AVAILABLE DATA ::

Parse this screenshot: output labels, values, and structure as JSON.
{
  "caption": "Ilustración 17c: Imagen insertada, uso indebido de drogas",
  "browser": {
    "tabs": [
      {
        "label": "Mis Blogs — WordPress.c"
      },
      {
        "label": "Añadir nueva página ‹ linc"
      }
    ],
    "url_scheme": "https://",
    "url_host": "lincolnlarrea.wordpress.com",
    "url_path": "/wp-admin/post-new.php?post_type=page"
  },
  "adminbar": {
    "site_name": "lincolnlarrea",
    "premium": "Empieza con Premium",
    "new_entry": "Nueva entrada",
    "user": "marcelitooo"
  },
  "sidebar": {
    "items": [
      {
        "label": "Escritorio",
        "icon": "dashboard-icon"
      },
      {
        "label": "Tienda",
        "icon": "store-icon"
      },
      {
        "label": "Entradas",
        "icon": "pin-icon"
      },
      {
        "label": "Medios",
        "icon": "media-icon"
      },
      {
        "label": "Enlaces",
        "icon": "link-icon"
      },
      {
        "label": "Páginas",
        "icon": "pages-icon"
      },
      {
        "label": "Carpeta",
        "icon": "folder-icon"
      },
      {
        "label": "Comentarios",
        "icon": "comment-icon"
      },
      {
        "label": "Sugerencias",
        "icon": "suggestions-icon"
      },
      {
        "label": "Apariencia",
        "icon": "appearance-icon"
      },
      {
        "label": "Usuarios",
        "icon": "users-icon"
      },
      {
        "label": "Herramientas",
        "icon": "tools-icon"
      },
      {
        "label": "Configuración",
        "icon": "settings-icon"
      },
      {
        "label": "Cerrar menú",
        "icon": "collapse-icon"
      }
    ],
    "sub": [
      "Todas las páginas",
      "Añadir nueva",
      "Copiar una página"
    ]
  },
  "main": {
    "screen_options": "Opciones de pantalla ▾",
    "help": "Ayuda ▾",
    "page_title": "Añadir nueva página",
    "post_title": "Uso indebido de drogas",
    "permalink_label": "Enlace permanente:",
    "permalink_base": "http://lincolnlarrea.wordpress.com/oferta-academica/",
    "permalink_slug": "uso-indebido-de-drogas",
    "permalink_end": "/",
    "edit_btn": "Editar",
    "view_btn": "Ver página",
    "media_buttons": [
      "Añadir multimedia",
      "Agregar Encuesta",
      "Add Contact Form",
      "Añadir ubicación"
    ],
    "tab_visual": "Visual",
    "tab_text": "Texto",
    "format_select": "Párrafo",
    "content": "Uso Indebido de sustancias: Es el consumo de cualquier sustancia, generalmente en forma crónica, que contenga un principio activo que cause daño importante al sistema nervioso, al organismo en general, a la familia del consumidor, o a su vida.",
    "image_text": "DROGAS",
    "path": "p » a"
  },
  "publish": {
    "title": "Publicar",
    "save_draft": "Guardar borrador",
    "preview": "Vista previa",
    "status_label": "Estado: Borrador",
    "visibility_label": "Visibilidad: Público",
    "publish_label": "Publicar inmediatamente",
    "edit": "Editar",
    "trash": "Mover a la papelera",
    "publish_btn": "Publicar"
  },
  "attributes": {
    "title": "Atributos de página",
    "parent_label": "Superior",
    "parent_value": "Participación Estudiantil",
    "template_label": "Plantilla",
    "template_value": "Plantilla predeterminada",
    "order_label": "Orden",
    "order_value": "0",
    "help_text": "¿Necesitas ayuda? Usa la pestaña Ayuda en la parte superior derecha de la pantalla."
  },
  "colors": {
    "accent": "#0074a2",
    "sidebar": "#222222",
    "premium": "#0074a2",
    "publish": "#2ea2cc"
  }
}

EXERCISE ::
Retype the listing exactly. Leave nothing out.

EXERCISE ANSWER ::
Parse this screenshot: output labels, values, and structure as JSON.
{
  "caption": "Ilustración 17c: Imagen insertada, uso indebido de drogas",
  "browser": {
    "tabs": [
      {
        "label": "Mis Blogs — WordPress.c"
      },
      {
        "label": "Añadir nueva página ‹ linc"
      }
    ],
    "url_scheme": "https://",
    "url_host": "lincolnlarrea.wordpress.com",
    "url_path": "/wp-admin/post-new.php?post_type=page"
  },
  "adminbar": {
    "site_name": "lincolnlarrea",
    "premium": "Empieza con Premium",
    "new_entry": "Nueva entrada",
    "user": "marcelitooo"
  },
  "sidebar": {
    "items": [
      {
        "label": "Escritorio",
        "icon": "dashboard-icon"
      },
      {
        "label": "Tienda",
        "icon": "store-icon"
      },
      {
        "label": "Entradas",
        "icon": "pin-icon"
      },
      {
        "label": "Medios",
        "icon": "media-icon"
      },
      {
        "label": "Enlaces",
        "icon": "link-icon"
      },
      {
        "label": "Páginas",
        "icon": "pages-icon"
      },
      {
        "label": "Carpeta",
        "icon": "folder-icon"
      },
      {
        "label": "Comentarios",
        "icon": "comment-icon"
      },
      {
        "label": "Sugerencias",
        "icon": "suggestions-icon"
      },
      {
        "label": "Apariencia",
        "icon": "appearance-icon"
      },
      {
        "label": "Usuarios",
        "icon": "users-icon"
      },
      {
        "label": "Herramientas",
        "icon": "tools-icon"
      },
      {
        "label": "Configuración",
        "icon": "settings-icon"
      },
      {
        "label": "Cerrar menú",
        "icon": "collapse-icon"
      }
    ],
    "sub": [
      "Todas las páginas",
      "Añadir nueva",
      "Copiar una página"
    ]
  },
  "main": {
    "screen_options": "Opciones de pantalla ▾",
    "help": "Ayuda ▾",
    "page_title": "Añadir nueva página",
    "post_title": "Uso indebido de drogas",
    "permalink_label": "Enlace permanente:",
    "permalink_base": "http://lincolnlarrea.wordpress.com/oferta-academica/",
    "permalink_slug": "uso-indebido-de-drogas",
    "permalink_end": "/",
    "edit_btn": "Editar",
    "view_btn": "Ver página",
    "media_buttons": [
      "Añadir multimedia",
      "Agregar Encuesta",
      "Add Contact Form",
      "Añadir ubicación"
    ],
    "tab_visual": "Visual",
    "tab_text": "Texto",
    "format_select": "Párrafo",
    "content": "Uso Indebido de sustancias: Es el consumo de cualquier sustancia, generalmente en forma crónica, que contenga un principio activo que cause daño importante al sistema nervioso, al organismo en general, a la familia del consumidor, o a su vida.",
    "image_text": "DROGAS",
    "path": "p » a"
  },
  "publish": {
    "title": "Publicar",
    "save_draft": "Guardar borrador",
    "preview": "Vista previa",
    "status_label": "Estado: Borrador",
    "visibility_label": "Visibilidad: Público",
    "publish_label": "Publicar inmediatamente",
    "edit": "Editar",
    "trash": "Mover a la papelera",
    "publish_btn": "Publicar"
  },
  "attributes": {
    "title": "Atributos de página",
    "parent_label": "Superior",
    "parent_value": "Participación Estudiantil",
    "template_label": "Plantilla",
    "template_value": "Plantilla predeterminada",
    "order_label": "Orden",
    "order_value": "0",
    "help_text": "¿Necesitas ayuda? Usa la pestaña Ayuda en la parte superior derecha de la pantalla."
  },
  "colors": {
    "accent": "#0074a2",
    "sidebar": "#222222",
    "premium": "#0074a2",
    "publish": "#2ea2cc"
  }
}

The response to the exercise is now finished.